LONDON/DUBAI (Reuters) - Saudi Arabia wants to complete talks with strategic investors such as China, Japan and South Korea before deciding where to list shares in state oil company Saudi Aramco, three sources familiar with the discussions said.
The decision shows the initial public offering (IPO), which could be the biggest in history, is becoming an increasingly difficult balancing act for Riyadh.
Saudi officials have said the government plans to sell up to 5 percent of Aramco shares on one or more foreign exchanges in addition to Riyadh.
U.S. President Donald Trump has urged Riyadh to list Aramco on the New York stock exchange, and British Prime Minister Theresa May has called for it to be in London.
But Riyadh also has to take into account views over where the shares should be listed from the countries expected to be Aramco’s biggest cornerstone investors -- those who commit in advance to invest a fixed amount of money or for a fixed number of shares.
Sources close to the IPO said decisions must be taken by March if the IPO is to be carried out in October or November, and otherwise could be delayed until a year later.
“Everyone is talking about venues for the listing and why they haven’t been chosen yet. Indeed, you have Trump encouraging Aramco to list in New York and May encouraging to list in London. But that is only the tip of the iceberg,” said a senior Saudi source close to the IPO process.
“Aramco is also holding talks with cornerstone investors, who often express their views on where Aramco should list. And hence Aramco and the Saudi government need to think how to get the best value out of all this, how to get the best strategic arrangements out of this.”
Asked whether a decision on where to list Aramco would be made only when talks with strategic investors are over, Aramco told Reuters: “This is speculative and we decline to comment.”
Asia has become the biggest and most important buyer of crude oil from Aramco and the giant oil firm wants to secure Asian markets for the long-term as it faces competition from suppliers such as Russia and the United States.
The sources said some cornerstone investors were keen to see Aramco listed on Asian and Saudi exchanges rather than in New York or London.
“Bankers have been emphasizing to Aramco the importance of securing cornerstone investors first before moving forward with a decision on the listing. Asian cornerstone investors are most logical as that is where the oil flows to,” a Gulf-based banker familiar with the IPO preparations said.
(To view a graphic on Aramco's suitors, click tmsnrt.rs/2f961fn)
Aramco’s IPO is part of a drive by the Saudi government to reduce the economy’s reliance on oil and transform the kingdom.
Crown Prince Mohammed bin Salman, who unveiled the Vision 2030 reform plan in April 2016, has suggested Aramco could be valued at as much as $2 trillion.
The IPO could raise over $100 billion if Aramco goes ahead with plans to list 5 percent and cornerstone investors could buy a big part of it, sources told Reuters.
“If the IPO is going to be done in the second half of the year, then the government really does need to have a decision... They will have to get the prospectus out by the beginning of the second quarter,” said a second senior source familiar with the IPO preparations.
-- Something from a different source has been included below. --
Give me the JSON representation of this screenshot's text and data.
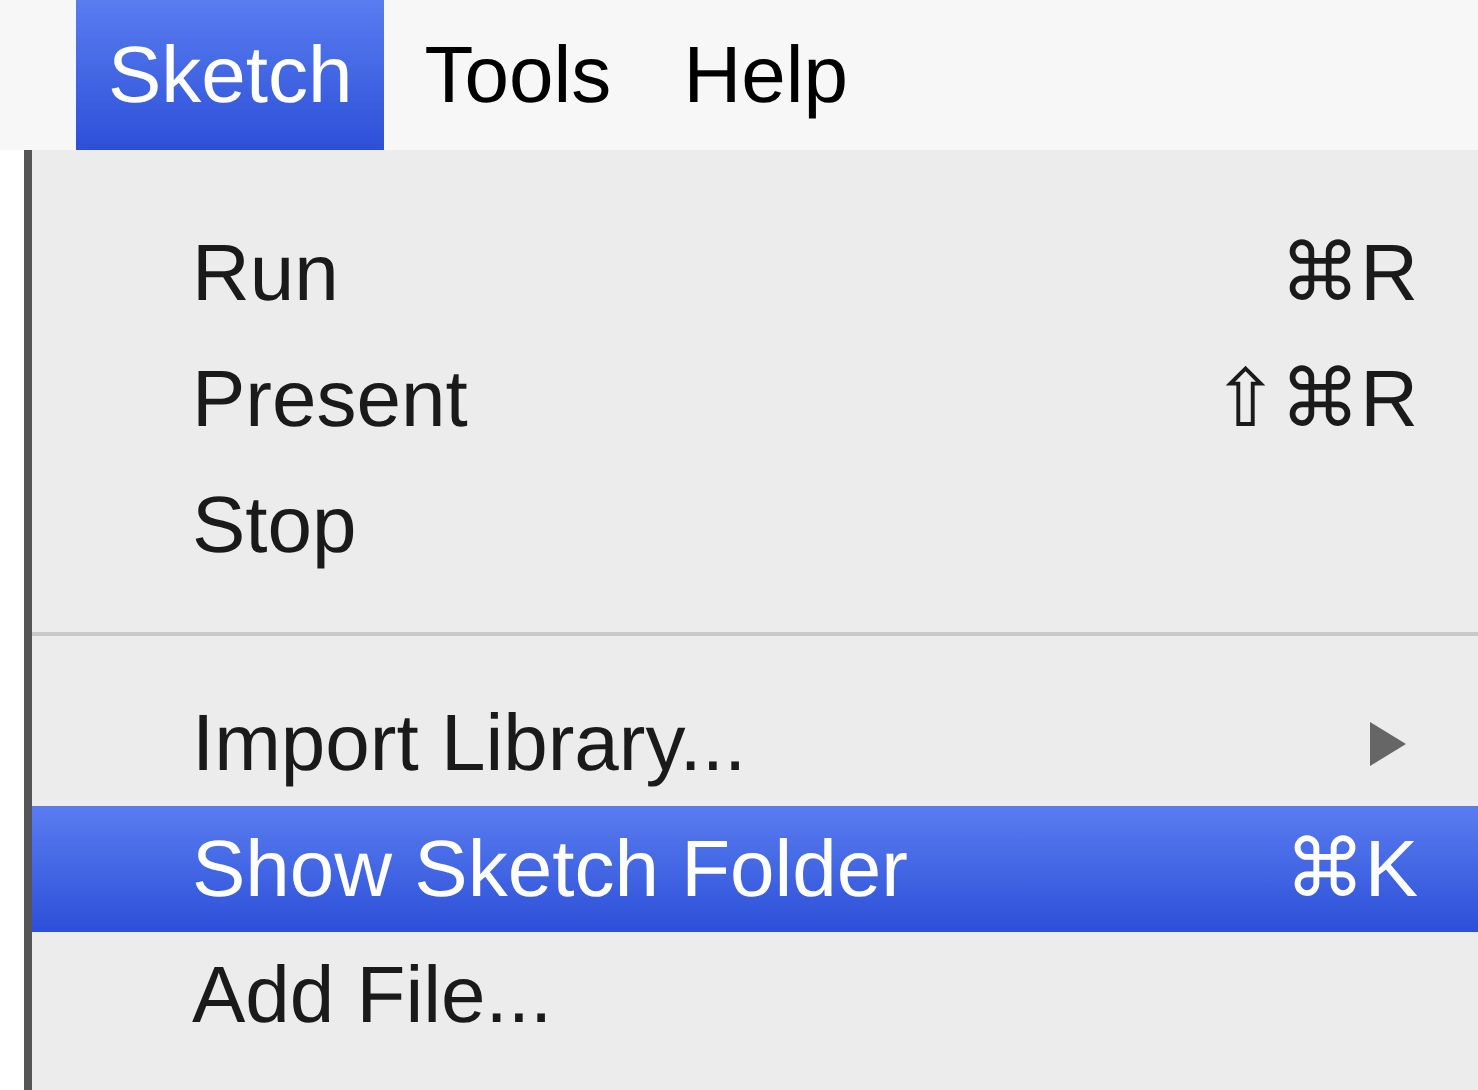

“If you are going to do it, you might as well do it now,” the source said, referring to a rise in oil prices to $70 per barrel.
Prices have doubled from their lows of 2015-2016 as Saudi Arabia, the de facto leader of the Organization of the Petroleum Exporting Countries, and non-OPEC Russia reduced output to help prop up prices in 2017-2018.
Washington has been a longstanding political ally of Riyadh and New York offers the best liquidity of all exchanges but has stricter disclosure requirements than the London or Hong Kong exchanges.
Saudi Arabia is also considering listing Aramco shares on the local stock exchange, Tadawul, but there are concerns that this could damage the market.
The second source said international exchanges such as such as London, New York and Hong Kong were still being analyzed but options also included making Hong Kong the only listing abroad, or listing on Hong Kong plus private placements with cornerstone investors.
A third industry source familiar with the IPO said Riyadh wanted a decision taken by March on where to list the shares so that Aramco could be listed on at least the local bourse by October.
A fourth industry source said the official announcement may not come until October, when Saudi Arabia is due to host a major investment conference.
Additional reporting by Tom Arnold, Editing by Timothy Heritage